WHO: Barbara Hammer
WHAT: Let me step aside and quote Ariella Ben-Dov's piece on the film from the Radical Light book:
In 1974 Barbara Hammer came out to viewers not only as a dyke but also as a fearless experimental filmmaker who is credited by some as creating the first-ever film by a lesbian about lesbian lovemaking for lesbian viewers. In a mere four minutes, and a poetic and titillating montage of 110 images, Dyketactics, which Hammer calls a "lesbian commercial," reveals the pleasures of looking at the female nude from a female perspective.Ben-Dov's piece is brief, but I've cut off the above excerpt before she gets into her best analysis, so I urge you to read the entire piece on page 195 of the book. I'd also add, as if it didn't go without saying, really, that one doesn't need to be a lesbian viewer to recognize the formal acuity of Hammer's film.
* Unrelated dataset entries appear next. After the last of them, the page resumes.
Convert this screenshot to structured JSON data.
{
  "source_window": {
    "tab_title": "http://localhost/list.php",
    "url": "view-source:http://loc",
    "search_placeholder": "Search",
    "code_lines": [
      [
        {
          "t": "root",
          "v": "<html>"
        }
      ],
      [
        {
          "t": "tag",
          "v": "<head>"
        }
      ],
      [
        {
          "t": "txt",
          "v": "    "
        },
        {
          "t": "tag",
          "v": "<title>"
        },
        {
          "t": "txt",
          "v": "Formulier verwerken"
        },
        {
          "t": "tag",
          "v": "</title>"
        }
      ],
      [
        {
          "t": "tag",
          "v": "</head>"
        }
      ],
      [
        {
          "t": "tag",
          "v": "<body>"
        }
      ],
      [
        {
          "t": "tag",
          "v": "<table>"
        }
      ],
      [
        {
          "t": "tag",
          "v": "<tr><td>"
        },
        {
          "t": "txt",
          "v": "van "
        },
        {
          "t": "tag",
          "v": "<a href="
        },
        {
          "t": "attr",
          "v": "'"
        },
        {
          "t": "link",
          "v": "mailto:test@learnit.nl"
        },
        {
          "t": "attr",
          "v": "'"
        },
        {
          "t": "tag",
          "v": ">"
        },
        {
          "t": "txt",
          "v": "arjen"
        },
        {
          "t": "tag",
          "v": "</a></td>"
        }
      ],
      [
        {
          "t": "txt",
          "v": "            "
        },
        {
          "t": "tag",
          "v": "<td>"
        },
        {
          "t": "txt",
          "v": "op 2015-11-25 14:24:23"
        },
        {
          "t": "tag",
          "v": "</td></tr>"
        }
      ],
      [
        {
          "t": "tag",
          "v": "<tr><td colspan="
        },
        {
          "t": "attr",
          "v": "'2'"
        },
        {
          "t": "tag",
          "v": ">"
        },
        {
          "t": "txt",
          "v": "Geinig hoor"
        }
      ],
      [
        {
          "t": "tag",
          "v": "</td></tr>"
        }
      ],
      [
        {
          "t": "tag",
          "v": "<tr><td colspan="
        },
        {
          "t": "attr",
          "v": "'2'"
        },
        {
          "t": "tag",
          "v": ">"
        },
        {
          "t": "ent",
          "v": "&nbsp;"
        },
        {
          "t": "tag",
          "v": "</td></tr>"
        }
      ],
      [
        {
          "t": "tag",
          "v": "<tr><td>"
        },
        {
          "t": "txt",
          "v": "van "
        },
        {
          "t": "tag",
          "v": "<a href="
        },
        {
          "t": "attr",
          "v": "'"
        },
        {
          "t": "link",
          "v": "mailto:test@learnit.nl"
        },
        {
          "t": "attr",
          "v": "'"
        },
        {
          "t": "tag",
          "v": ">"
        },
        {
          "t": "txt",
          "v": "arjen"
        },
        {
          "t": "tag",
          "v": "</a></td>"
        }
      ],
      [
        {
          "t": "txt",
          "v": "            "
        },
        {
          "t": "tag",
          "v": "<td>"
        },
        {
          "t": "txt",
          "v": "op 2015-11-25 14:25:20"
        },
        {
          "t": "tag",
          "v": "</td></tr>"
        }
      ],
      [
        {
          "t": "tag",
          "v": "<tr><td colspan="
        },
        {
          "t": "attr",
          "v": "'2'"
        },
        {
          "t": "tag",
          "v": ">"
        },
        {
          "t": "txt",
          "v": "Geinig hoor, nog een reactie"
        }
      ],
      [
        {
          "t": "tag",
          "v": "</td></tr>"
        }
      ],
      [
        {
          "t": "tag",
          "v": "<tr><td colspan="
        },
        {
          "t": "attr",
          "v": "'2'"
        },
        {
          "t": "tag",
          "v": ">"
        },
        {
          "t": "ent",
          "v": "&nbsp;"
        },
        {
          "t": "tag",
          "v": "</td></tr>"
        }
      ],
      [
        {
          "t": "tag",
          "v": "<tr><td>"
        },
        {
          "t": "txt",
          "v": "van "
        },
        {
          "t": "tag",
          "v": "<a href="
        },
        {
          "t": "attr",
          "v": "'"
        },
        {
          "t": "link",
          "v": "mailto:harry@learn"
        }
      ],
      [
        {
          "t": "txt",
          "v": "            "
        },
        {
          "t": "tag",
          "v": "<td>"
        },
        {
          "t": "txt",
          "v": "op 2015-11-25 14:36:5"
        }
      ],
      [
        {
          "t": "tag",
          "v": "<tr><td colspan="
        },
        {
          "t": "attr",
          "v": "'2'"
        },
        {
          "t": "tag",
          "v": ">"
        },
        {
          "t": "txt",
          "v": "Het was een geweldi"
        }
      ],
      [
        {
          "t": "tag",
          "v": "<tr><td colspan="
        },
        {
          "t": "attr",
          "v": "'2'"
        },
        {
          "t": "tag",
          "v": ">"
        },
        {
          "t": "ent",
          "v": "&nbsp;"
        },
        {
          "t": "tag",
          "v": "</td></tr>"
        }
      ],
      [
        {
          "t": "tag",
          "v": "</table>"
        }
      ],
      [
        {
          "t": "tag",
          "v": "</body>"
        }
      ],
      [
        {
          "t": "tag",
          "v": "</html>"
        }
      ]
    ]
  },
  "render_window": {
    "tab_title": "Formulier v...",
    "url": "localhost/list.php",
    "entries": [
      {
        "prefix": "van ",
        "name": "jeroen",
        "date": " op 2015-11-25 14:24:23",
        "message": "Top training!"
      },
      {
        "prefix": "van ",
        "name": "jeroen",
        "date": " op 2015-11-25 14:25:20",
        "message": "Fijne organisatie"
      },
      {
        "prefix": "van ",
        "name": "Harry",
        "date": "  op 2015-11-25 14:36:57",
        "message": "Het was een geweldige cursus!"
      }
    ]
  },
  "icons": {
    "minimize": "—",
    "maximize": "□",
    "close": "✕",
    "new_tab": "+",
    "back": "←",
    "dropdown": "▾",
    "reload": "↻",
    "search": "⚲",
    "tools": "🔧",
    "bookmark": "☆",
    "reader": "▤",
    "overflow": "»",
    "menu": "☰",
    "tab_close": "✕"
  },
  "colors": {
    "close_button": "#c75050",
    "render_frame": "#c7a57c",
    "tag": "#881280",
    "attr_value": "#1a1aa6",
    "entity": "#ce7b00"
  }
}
I haven't seen much else of Hammer's work, but this is just great.
WHERE/WHEN: Tonight at 7PM at SFMOMA's Phyllis Wattis Theater.
WHY: Although SFMOMA's impending closure removes a key screening space from the Frisco Bay fabric of venues that periodically present 16mm films by "underground" makers like Hammer, the local film community can be glad about other institutions that will continue to show such work after tonight's Phyllis Wattis Theater sign-off for the format.
For instance, on April 2nd the San Francisco Art Institute lecture hall will play host to a free screening of 16mm, Super-8 and video work by SFAI alum Scott Stark, who will be present for the event. Titles to be screened include two of my favorites of his, the brilliant Noema and Shape Shift. I haven't yet seen his Under A Blanket of Blue or More Than Meets The Eye: Remaking Jane Fonda or Speechless but my girlfriend who (full disclosure) is organizing this show assures me they're brilliant as well. More information on this event is to be found here.
The following weekend, eyes turn to the Victoria Theatre, where SF Cinematheque's biggest annual screening event, the Crossroads festival takes up residence with eight full programs held over three days (April 5-7). Scott Stark will once again be featured, this time with more recent work such as Longhorn Tremelo, Traces and the world premiere of his long-anticipated The Realist. The weekend's seven other programs include films by talents such as Luther Price, Paul Clipson, Kelly Sears, Laida Lertxundi, Ben Rivers, and Michael Robinson among many others.
SF Cinematheque is currently running a Kickstarter fundraising campaign to help pay for the Crossroads festival, confidently timing the last day of the fundraising period to be Thursday April 4th, just a day before the screenings begin. As of this writing the campaign is just over halfway to its goal, so if you have interest in supporting this vital organization and making sure the festival is as good as it needs to be, please do see if you can open your wallet to donate. As usual with these things, donations at certain levels are reciprocated not only with good "underground film" karma but with gifts, which range from DVDs and books (such as the aforementioned and indispensable Radical Light as well as Barbara Hammer-signed copies of Hammer: Making Movies out of Sex and Life) to passes to Crossroads and Cinematheque screenings, to tote bags featuring artwork by the late great George Kuchar. A full list of these gift/benefits for donors is found here; click now because some of these items are in limited supply. I've really enjoyed each of the three previous Crossroads festivals, and at the first one I was able to meet several visiting filmmakers including Barbara Hammer, who was one of the featured guests at the festival. At that time I had not yet seen any of her films, but she was most gracious to me anyway. Crossroads is an unpretentious place for both experienced experimental film viewers and relative newcomers to rub elbows and discuss the works on display.
HOW: Dyketactics screens in 16mm, as does the feature (also by Hammer) that it accompanies at this showing, her 1992 feature Nitrate Kisses.